This amendment may serve as the basis for introducing the principle of “indirect infringement of patents”, e.g., when a patent is granted for the article as a whole and a potential infringer does not produce the entire article but supplies component unit used in the assembly of the whole article. In this instance, infringers may be both the manufacturer of the whole article and the supplier of the component units. In the context of the Law, common actions shall mean either affiliation of those parties or their contractual relations for common activity.

Reasonable compensation – With effect from January 1, 2015 a patentee in an infringement action relating to patents for inventions, utility models or designs will be entitled to claim, in the alternative, payment of compensation or damages: (i) in the amount from 10,000 to 5 million Rubles (about $300 to $150,000); or (ii) twice the value of the right of use (market value of the lawful right to use a patented invention, utility model or industrial design).

  1. Assignment and License

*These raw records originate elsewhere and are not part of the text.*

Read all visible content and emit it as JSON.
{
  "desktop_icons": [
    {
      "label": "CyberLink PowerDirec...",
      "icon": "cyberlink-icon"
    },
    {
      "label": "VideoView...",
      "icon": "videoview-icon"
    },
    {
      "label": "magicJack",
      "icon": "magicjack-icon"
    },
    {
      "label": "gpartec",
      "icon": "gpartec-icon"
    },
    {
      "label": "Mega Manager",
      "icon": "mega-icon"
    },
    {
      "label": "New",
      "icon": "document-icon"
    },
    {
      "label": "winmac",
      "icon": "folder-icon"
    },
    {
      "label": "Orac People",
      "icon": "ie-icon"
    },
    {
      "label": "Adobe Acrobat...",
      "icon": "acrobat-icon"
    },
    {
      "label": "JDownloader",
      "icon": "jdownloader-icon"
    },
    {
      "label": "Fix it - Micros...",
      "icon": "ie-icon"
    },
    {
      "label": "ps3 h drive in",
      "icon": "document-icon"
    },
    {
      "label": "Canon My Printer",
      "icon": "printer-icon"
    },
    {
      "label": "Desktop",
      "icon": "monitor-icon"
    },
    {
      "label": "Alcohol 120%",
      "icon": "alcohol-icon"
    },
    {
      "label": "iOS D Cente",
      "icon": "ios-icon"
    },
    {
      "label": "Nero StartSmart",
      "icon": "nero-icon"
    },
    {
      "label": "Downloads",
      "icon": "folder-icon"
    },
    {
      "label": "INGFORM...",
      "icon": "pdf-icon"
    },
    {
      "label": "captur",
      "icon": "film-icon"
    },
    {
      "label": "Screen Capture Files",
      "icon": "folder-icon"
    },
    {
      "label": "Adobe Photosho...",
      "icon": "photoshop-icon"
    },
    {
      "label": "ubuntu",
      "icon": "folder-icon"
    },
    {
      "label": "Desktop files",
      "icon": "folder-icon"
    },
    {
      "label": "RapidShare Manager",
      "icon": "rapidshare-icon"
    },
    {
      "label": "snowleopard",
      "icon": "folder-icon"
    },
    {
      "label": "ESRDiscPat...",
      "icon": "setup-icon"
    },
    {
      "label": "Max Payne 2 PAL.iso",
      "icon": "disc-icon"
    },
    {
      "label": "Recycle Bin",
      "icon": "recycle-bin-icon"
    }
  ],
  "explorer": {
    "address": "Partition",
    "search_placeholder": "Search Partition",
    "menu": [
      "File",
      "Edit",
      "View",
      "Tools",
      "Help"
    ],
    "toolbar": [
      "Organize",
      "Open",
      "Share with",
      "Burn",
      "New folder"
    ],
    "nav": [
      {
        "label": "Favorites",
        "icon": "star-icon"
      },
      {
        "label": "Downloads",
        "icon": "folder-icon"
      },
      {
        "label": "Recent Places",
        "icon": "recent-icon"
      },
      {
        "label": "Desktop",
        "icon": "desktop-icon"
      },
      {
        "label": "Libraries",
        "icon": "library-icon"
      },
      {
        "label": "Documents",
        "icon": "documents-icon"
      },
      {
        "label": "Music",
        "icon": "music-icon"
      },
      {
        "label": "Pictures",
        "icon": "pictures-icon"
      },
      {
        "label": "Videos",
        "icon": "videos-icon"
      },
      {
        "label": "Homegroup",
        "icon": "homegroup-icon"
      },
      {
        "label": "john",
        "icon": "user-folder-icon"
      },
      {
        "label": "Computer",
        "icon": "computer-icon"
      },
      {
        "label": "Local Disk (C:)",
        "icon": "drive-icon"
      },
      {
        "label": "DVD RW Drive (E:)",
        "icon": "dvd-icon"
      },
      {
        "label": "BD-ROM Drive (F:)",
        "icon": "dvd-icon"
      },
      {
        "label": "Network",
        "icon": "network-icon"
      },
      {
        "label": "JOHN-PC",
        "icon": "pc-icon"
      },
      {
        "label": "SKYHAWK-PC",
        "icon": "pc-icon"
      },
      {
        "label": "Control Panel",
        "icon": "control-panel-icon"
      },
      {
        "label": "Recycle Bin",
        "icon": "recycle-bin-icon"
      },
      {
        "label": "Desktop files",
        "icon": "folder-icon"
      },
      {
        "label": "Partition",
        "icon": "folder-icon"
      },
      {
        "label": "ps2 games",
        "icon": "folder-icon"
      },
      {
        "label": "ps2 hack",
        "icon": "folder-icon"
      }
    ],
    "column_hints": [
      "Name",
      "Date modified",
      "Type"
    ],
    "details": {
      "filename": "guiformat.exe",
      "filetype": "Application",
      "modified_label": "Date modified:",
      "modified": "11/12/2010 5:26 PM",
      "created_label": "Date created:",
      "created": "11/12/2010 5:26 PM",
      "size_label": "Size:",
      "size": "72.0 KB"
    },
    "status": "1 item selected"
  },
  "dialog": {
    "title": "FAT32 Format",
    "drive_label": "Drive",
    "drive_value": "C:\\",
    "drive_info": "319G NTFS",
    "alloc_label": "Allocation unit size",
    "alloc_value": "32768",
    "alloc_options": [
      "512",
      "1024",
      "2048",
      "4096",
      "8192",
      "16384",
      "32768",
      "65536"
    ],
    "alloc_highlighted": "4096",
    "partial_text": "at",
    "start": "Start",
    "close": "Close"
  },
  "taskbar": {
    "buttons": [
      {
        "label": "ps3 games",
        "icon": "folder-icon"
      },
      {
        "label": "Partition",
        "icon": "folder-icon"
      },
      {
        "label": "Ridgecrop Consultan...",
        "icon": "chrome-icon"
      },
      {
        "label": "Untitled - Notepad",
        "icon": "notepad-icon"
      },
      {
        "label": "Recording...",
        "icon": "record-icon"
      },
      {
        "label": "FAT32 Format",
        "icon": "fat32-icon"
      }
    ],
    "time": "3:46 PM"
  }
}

The new law introduces major changes associated with the requirement to record assignments and licenses.

The amendments facilitate recordal of assignments and licenses under Article 1232 of the Civil Code. Instead of submitting the actual patent assignment agreement or a licensing agreement for recordal, an applicant may optionally submit to the Patent Office one of the following:

  • a “notice of disposal” or “notice of license” of the exclusive right signed by both of the parties to the agreement;
  • a notarized extract from the agreement; or,
  • the agreement itself.

As before, it will be important to ensure that the parties and the relevant intellectual property rights are correctly identified and that there are no inconsistencies in that regard as between the assigned or licensed rights, the owners named in the Patent Office records and the purported assignor or licensor.

Article 1236 also affirms that an exclusive licensor is not be entitled to use the result of intellectual activity himself to the extent that the right was granted to the licensee under the exclusive licensing agreement.